### Your objective
Identify each line in the records below that contains the word "مفتاح", and copy it.

[Records from a data source]
····················
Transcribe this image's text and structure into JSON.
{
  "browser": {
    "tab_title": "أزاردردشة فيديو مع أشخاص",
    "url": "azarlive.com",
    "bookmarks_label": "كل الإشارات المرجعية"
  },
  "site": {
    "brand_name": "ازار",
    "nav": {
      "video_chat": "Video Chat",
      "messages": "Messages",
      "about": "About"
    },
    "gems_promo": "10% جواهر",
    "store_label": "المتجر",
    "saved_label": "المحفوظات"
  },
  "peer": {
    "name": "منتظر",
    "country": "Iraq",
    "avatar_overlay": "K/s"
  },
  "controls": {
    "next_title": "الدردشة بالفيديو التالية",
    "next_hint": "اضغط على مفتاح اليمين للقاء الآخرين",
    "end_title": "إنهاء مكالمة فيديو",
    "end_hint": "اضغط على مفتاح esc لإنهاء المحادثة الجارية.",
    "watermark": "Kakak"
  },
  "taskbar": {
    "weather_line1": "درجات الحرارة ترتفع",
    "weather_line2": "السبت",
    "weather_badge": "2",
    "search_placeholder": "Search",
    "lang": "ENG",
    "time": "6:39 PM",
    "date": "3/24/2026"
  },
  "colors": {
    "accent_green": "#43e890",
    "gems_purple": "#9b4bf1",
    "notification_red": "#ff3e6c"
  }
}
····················
### Response to the exercise
    "next_hint": "اضغط على مفتاح اليمين للقاء الآخرين",
    "end_hint": "اضغط على مفتاح esc لإنهاء المحادثة الجارية.",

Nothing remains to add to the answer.